Jacob Lew in China
U.S. Treasury Secretary Jacob Lew, left, talks with Chinese Premier Li Keqiang during a meeting at the Great Hall of the People in Beijing, on May 13, 2014. Reuters/Andy Wong

China on Wednesday released data showing that government spending increased 25 percent in May from a year earlier, and its central bank said it will hold monetary policy steady, suggesting more big spending in an effort to boost faltering growth.

China said its fiscal May spending rose to 1.3 trillion yuan ($208.75 billion), “quickening sharply from a 9.6 percent rise in the first four months of the year,” according to Reuters.

The comments varied a bit from Monday, when the Central Bank said it was speeding up interest rate liberalization and plans to establish deposit insurance for banks.

“The central bank said on Monday that it will cut the reserve requirement ratios -- the level of reserves banks must hold -- for those that have sizable loans to the farming sector and small and medium-sized firms, a move to support the economy the government had flagged in May,” Reuters reported.

This week’s moves followed actions in the past few weeks aimed at perking up China’s economic growth.

“There is little doubt that China’s growth has been losing momentum in recent years.The past few quarters have witnessed clear signs of rising inventories, slumping property sales, producer price deflation, declining consumer price inflation, weakening corporate earnings, slowing investment and anemic industrial production. Fortunately, private consumption is still holding up,” Guonan Ma, a writer at Bruegel.org, wrote on Wednesday.

China’s economic growth is still at a level that’s the envy of Western nations, but it's slowing at a time when the U.S., the world’s largest economy, is picking up pace.

And global economic growth is expected to dip this year, following the fiercely cold winter that plagued the United States and turbulence in Ukraine and the world’s financial markets.
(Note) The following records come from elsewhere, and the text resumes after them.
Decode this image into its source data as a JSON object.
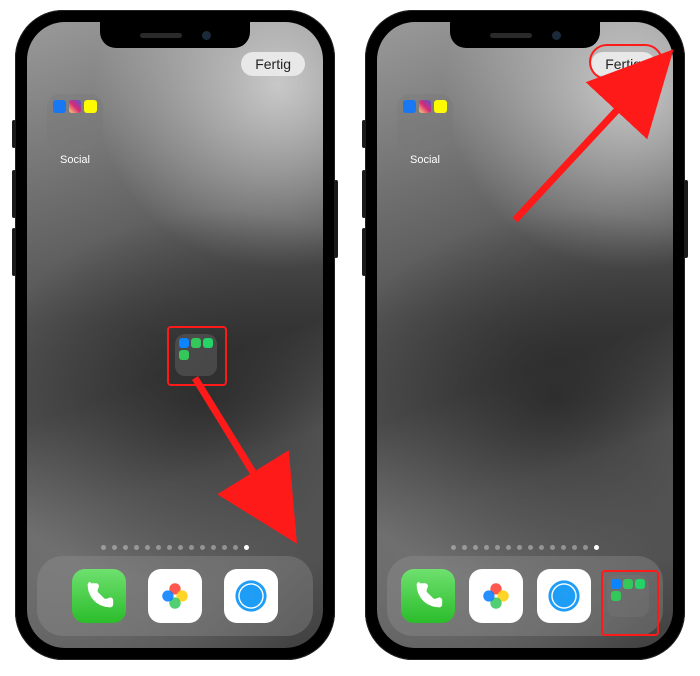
{
  "phones": {
    "left": {
      "done_label": "Fertig",
      "folder_top": {
        "label": "Social",
        "apps": [
          "facebook",
          "instagram",
          "snapchat"
        ]
      },
      "folder_mid": {
        "label": "",
        "apps": [
          "messages",
          "facetime",
          "whatsapp",
          "messages2"
        ]
      },
      "page_dots": {
        "count": 14,
        "active_index": 13
      },
      "dock": [
        "phone",
        "photos",
        "safari"
      ]
    },
    "right": {
      "done_label": "Fertig",
      "folder_top": {
        "label": "Social",
        "apps": [
          "facebook",
          "instagram",
          "snapchat"
        ]
      },
      "page_dots": {
        "count": 14,
        "active_index": 13
      },
      "dock": [
        "phone",
        "photos",
        "safari",
        "folder"
      ],
      "dock_folder": {
        "apps": [
          "messages",
          "facetime",
          "whatsapp",
          "messages2"
        ]
      }
    }
  },
  "annotations": {
    "left_highlight": "folder-being-dragged",
    "right_highlight": "dock-folder-slot",
    "right_highlight_2": "done-button"
  },
  "colors": {
    "annotation_red": "#ff1a1a",
    "done_pill_bg": "#ebebeb"
  }
}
The World Bank on Tuesday said it reduced its global growth forecast to 2.8 percent this year, down from a January projection of 3.2 percent, Bloomberg News reported.

The U.S. forecast was cut to 2.1 percent from 2.8 percent, and outlooks for Brazil, Russia, India and China also fell -- a sign that emerging economies aren’t moving fast enough or investing sufficiently in domestic structural reforms, which are needed to accelerate economic expansion, according to the Washington-based institution.

Andrew Burns, the lead author of the World Bank report, told the Financial Post that economies like China’s need to pick up economic growth or face even more woes when the U.S. moves from its protracted period of historically low interest rates.

“Our advice to these countries is ‘listen, you’ve got a window here of a year, let’s see what we can do to reduce those vulnerabilities between now and then so that when it does come, you don’t get caught up in the overall problem,” Burns told the Financial Post.